__Your goal__. Each record should be written out exactly as it stands.

*** Records for this task ***

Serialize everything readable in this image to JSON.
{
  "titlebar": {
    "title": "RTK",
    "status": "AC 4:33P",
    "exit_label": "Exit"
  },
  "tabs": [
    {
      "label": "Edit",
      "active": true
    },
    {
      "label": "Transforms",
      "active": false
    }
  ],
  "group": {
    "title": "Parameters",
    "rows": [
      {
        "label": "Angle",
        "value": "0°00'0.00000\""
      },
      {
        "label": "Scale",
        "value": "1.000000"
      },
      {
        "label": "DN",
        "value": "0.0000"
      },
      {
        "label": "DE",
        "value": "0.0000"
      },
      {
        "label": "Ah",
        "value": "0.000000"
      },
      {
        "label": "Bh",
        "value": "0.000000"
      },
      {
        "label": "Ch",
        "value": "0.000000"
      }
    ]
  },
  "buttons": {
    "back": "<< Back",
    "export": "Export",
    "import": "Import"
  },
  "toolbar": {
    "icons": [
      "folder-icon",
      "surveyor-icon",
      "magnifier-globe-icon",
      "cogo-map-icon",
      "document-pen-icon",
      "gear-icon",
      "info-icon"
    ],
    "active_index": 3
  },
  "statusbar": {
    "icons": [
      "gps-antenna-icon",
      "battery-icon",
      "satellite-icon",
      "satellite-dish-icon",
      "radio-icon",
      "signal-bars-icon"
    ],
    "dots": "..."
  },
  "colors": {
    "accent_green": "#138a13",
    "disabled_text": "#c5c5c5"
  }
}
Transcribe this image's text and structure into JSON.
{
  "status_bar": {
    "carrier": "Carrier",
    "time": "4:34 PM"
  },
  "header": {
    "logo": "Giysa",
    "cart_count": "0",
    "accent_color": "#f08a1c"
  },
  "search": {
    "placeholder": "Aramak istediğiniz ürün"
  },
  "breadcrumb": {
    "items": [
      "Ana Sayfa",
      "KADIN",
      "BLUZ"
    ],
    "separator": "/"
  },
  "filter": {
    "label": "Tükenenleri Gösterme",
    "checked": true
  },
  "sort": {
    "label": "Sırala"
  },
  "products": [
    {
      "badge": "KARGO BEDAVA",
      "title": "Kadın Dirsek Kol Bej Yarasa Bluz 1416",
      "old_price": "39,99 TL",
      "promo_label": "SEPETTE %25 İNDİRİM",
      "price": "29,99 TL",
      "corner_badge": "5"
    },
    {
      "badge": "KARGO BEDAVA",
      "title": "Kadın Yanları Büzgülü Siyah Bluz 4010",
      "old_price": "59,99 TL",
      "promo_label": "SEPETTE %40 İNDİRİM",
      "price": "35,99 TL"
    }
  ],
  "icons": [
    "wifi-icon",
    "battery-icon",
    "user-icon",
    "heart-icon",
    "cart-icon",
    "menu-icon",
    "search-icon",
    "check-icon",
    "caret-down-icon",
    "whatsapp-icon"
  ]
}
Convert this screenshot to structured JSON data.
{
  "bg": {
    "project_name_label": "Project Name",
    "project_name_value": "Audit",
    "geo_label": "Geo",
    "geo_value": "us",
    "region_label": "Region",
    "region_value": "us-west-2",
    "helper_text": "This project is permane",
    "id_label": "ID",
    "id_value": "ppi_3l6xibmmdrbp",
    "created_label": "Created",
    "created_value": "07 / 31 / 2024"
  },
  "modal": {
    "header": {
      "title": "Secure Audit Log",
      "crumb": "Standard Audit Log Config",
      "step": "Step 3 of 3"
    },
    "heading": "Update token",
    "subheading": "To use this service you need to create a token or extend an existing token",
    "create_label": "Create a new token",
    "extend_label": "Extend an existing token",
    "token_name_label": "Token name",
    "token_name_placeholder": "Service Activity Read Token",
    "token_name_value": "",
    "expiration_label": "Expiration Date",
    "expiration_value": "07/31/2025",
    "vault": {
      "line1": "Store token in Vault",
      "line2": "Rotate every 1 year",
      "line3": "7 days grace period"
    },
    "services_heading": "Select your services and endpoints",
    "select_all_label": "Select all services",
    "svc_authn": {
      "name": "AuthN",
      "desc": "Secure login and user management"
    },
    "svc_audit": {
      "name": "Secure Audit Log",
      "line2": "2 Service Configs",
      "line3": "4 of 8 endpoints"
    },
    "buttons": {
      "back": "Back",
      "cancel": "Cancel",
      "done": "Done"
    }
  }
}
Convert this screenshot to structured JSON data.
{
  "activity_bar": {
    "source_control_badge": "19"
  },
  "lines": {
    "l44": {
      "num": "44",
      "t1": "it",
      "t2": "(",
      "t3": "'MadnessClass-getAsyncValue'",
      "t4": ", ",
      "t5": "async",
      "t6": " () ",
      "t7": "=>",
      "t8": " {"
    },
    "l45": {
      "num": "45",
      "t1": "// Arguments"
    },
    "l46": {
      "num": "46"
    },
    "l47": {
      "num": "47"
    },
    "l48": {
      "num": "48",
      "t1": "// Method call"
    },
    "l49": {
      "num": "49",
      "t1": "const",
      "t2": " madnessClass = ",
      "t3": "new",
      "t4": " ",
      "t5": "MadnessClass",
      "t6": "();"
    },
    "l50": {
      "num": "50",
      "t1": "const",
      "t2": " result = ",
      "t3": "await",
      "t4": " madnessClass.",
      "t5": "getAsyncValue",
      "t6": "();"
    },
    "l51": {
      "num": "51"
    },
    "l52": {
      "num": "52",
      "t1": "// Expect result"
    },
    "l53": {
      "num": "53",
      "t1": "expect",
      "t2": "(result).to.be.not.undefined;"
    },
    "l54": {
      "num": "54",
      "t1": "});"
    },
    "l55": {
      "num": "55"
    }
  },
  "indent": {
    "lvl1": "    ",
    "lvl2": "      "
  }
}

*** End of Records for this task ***

__Exercise answer__.
Serialize everything readable in this image to JSON.
{
  "titlebar": {
    "title": "RTK",
    "status": "AC 4:33P",
    "exit_label": "Exit"
  },
  "tabs": [
    {
      "label": "Edit",
      "active": true
    },
    {
      "label": "Transforms",
      "active": false
    }
  ],
  "group": {
    "title": "Parameters",
    "rows": [
      {
        "label": "Angle",
        "value": "0°00'0.00000\""
      },
      {
        "label": "Scale",
        "value": "1.000000"
      },
      {
        "label": "DN",
        "value": "0.0000"
      },
      {
        "label": "DE",
        "value": "0.0000"
      },
      {
        "label": "Ah",
        "value": "0.000000"
      },
      {
        "label": "Bh",
        "value": "0.000000"
      },
      {
        "label": "Ch",
        "value": "0.000000"
      }
    ]
  },
  "buttons": {
    "back": "<< Back",
    "export": "Export",
    "import": "Import"
  },
  "toolbar": {
    "icons": [
      "folder-icon",
      "surveyor-icon",
      "magnifier-globe-icon",
      "cogo-map-icon",
      "document-pen-icon",
      "gear-icon",
      "info-icon"
    ],
    "active_index": 3
  },
  "statusbar": {
    "icons": [
      "gps-antenna-icon",
      "battery-icon",
      "satellite-icon",
      "satellite-dish-icon",
      "radio-icon",
      "signal-bars-icon"
    ],
    "dots": "..."
  },
  "colors": {
    "accent_green": "#138a13",
    "disabled_text": "#c5c5c5"
  }
}
Transcribe this image's text and structure into JSON.
{
  "status_bar": {
    "carrier": "Carrier",
    "time": "4:34 PM"
  },
  "header": {
    "logo": "Giysa",
    "cart_count": "0",
    "accent_color": "#f08a1c"
  },
  "search": {
    "placeholder": "Aramak istediğiniz ürün"
  },
  "breadcrumb": {
    "items": [
      "Ana Sayfa",
      "KADIN",
      "BLUZ"
    ],
    "separator": "/"
  },
  "filter": {
    "label": "Tükenenleri Gösterme",
    "checked": true
  },
  "sort": {
    "label": "Sırala"
  },
  "products": [
    {
      "badge": "KARGO BEDAVA",
      "title": "Kadın Dirsek Kol Bej Yarasa Bluz 1416",
      "old_price": "39,99 TL",
      "promo_label": "SEPETTE %25 İNDİRİM",
      "price": "29,99 TL",
      "corner_badge": "5"
    },
    {
      "badge": "KARGO BEDAVA",
      "title": "Kadın Yanları Büzgülü Siyah Bluz 4010",
      "old_price": "59,99 TL",
      "promo_label": "SEPETTE %40 İNDİRİM",
      "price": "35,99 TL"
    }
  ],
  "icons": [
    "wifi-icon",
    "battery-icon",
    "user-icon",
    "heart-icon",
    "cart-icon",
    "menu-icon",
    "search-icon",
    "check-icon",
    "caret-down-icon",
    "whatsapp-icon"
  ]
}
Convert this screenshot to structured JSON data.
{
  "bg": {
    "project_name_label": "Project Name",
    "project_name_value": "Audit",
    "geo_label": "Geo",
    "geo_value": "us",
    "region_label": "Region",
    "region_value": "us-west-2",
    "helper_text": "This project is permane",
    "id_label": "ID",
    "id_value": "ppi_3l6xibmmdrbp",
    "created_label": "Created",
    "created_value": "07 / 31 / 2024"
  },
  "modal": {
    "header": {
      "title": "Secure Audit Log",
      "crumb": "Standard Audit Log Config",
      "step": "Step 3 of 3"
    },
    "heading": "Update token",
    "subheading": "To use this service you need to create a token or extend an existing token",
    "create_label": "Create a new token",
    "extend_label": "Extend an existing token",
    "token_name_label": "Token name",
    "token_name_placeholder": "Service Activity Read Token",
    "token_name_value": "",
    "expiration_label": "Expiration Date",
    "expiration_value": "07/31/2025",
    "vault": {
      "line1": "Store token in Vault",
      "line2": "Rotate every 1 year",
      "line3": "7 days grace period"
    },
    "services_heading": "Select your services and endpoints",
    "select_all_label": "Select all services",
    "svc_authn": {
      "name": "AuthN",
      "desc": "Secure login and user management"
    },
    "svc_audit": {
      "name": "Secure Audit Log",
      "line2": "2 Service Configs",
      "line3": "4 of 8 endpoints"
    },
    "buttons": {
      "back": "Back",
      "cancel": "Cancel",
      "done": "Done"
    }
  }
}
Convert this screenshot to structured JSON data.
{
  "activity_bar": {
    "source_control_badge": "19"
  },
  "lines": {
    "l44": {
      "num": "44",
      "t1": "it",
      "t2": "(",
      "t3": "'MadnessClass-getAsyncValue'",
      "t4": ", ",
      "t5": "async",
      "t6": " () ",
      "t7": "=>",
      "t8": " {"
    },
    "l45": {
      "num": "45",
      "t1": "// Arguments"
    },
    "l46": {
      "num": "46"
    },
    "l47": {
      "num": "47"
    },
    "l48": {
      "num": "48",
      "t1": "// Method call"
    },
    "l49": {
      "num": "49",
      "t1": "const",
      "t2": " madnessClass = ",
      "t3": "new",
      "t4": " ",
      "t5": "MadnessClass",
      "t6": "();"
    },
    "l50": {
      "num": "50",
      "t1": "const",
      "t2": " result = ",
      "t3": "await",
      "t4": " madnessClass.",
      "t5": "getAsyncValue",
      "t6": "();"
    },
    "l51": {
      "num": "51"
    },
    "l52": {
      "num": "52",
      "t1": "// Expect result"
    },
    "l53": {
      "num": "53",
      "t1": "expect",
      "t2": "(result).to.be.not.undefined;"
    },
    "l54": {
      "num": "54",
      "t1": "});"
    },
    "l55": {
      "num": "55"
    }
  },
  "indent": {
    "lvl1": "    ",
    "lvl2": "      "
  }
}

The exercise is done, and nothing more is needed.